═══ Input for this task

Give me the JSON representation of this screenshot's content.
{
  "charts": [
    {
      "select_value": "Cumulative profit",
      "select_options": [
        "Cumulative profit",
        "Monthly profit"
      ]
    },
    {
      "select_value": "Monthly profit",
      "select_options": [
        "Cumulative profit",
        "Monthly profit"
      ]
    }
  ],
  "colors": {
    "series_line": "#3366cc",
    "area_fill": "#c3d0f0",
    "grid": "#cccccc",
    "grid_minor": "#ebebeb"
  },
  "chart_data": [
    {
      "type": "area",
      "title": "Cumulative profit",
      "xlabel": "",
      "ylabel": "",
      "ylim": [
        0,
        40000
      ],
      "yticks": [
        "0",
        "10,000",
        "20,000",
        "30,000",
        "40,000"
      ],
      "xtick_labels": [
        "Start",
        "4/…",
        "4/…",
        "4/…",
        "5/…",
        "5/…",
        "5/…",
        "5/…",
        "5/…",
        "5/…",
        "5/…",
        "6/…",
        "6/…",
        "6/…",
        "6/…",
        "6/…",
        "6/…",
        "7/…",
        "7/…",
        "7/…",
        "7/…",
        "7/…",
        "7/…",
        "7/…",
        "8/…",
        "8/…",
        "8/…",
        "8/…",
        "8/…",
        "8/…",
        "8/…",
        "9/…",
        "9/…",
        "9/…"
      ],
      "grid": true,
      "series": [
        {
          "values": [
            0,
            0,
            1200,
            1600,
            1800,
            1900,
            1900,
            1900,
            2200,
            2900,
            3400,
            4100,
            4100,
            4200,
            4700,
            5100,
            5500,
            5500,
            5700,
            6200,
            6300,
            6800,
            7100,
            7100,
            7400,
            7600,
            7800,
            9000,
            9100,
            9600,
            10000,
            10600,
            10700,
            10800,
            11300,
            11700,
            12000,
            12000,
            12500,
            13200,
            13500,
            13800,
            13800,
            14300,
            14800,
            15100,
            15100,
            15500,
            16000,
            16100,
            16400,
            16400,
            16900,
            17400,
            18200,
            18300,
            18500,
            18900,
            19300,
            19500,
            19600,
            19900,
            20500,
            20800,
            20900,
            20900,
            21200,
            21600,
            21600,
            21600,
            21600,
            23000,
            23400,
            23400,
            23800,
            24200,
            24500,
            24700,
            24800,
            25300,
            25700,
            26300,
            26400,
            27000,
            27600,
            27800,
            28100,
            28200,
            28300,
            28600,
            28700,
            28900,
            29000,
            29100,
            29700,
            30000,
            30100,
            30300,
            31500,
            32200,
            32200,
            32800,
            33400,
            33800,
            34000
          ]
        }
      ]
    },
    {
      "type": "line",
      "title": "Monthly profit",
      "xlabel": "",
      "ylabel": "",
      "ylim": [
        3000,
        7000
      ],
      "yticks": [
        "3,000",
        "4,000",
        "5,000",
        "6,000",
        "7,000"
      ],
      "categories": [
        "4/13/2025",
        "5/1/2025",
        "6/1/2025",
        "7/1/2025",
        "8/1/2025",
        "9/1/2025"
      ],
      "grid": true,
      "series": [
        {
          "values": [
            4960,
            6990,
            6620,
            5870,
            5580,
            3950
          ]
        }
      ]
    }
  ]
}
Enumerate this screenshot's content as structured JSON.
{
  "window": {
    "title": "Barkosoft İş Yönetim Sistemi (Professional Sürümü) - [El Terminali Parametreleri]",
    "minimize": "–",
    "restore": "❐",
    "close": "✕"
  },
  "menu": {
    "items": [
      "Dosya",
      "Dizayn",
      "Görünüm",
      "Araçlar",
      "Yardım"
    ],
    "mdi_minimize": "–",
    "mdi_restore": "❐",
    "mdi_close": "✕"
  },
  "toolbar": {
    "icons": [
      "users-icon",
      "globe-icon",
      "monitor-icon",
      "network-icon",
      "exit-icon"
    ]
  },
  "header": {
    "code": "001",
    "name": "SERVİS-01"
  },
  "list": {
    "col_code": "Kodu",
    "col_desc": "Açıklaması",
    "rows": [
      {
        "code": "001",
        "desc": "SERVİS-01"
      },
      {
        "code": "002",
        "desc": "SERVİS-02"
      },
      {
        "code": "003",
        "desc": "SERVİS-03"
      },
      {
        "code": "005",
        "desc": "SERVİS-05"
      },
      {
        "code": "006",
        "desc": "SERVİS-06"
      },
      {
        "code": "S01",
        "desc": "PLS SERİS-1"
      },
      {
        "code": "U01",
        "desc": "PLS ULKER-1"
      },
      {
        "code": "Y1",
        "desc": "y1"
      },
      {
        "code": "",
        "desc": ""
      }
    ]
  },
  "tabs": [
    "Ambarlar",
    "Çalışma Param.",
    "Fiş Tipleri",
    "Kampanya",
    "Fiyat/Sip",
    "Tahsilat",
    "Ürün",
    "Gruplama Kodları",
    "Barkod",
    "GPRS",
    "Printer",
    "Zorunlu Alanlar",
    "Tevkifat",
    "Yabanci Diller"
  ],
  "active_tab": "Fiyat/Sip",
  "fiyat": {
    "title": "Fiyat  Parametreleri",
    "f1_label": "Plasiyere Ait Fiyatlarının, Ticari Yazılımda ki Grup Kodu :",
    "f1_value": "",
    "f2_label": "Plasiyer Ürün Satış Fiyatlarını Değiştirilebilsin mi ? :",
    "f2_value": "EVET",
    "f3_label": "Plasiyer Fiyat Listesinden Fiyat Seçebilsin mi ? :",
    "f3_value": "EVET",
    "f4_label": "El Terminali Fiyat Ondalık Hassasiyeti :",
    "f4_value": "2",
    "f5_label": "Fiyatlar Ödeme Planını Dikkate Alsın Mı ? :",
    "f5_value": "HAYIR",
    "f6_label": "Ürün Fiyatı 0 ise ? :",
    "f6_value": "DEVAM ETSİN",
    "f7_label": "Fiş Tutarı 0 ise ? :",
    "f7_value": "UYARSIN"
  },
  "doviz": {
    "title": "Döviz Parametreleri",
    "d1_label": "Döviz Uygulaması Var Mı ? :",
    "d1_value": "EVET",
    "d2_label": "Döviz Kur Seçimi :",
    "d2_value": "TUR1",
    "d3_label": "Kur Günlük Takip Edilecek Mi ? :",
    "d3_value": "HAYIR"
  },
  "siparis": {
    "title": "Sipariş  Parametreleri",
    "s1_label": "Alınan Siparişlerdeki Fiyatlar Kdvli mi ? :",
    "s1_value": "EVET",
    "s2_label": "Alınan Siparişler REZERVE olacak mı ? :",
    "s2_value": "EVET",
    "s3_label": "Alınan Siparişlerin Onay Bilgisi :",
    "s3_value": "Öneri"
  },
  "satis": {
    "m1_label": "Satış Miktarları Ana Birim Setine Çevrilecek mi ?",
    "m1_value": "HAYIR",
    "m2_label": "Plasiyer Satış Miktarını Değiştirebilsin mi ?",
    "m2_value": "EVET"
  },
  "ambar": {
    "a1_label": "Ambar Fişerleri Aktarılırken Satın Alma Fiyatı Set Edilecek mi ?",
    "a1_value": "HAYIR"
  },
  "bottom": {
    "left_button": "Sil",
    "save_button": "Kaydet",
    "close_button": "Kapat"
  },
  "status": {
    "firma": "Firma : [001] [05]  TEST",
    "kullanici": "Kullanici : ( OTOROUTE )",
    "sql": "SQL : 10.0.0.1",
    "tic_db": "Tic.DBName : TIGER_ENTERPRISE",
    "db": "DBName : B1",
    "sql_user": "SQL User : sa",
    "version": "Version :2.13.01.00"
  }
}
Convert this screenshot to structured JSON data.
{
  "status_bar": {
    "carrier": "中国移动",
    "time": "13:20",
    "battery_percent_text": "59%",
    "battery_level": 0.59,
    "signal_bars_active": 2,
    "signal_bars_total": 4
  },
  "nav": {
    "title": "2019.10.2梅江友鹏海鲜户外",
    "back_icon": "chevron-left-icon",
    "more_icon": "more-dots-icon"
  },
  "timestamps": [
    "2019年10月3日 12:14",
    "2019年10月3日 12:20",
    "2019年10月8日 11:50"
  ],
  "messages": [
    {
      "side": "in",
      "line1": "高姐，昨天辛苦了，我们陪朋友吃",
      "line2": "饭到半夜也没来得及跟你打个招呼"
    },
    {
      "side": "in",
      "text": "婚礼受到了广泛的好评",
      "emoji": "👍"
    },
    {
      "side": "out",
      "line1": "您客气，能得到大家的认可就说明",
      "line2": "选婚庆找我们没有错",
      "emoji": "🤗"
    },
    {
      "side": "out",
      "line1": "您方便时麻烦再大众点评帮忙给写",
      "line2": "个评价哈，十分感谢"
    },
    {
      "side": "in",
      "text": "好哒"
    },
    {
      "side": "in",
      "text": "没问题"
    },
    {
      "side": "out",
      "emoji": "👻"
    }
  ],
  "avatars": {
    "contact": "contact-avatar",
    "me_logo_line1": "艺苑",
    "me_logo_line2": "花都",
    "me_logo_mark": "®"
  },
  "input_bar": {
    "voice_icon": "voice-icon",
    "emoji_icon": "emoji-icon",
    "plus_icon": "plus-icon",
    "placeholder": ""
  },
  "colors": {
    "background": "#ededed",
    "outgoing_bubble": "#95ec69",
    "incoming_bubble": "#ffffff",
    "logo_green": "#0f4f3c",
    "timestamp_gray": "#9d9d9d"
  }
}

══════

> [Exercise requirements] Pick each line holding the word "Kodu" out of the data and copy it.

> [Expected output]
    "col_code": "Kodu",
    "f1_label": "Plasiyere Ait Fiyatlarının, Ticari Yazılımda ki Grup Kodu :",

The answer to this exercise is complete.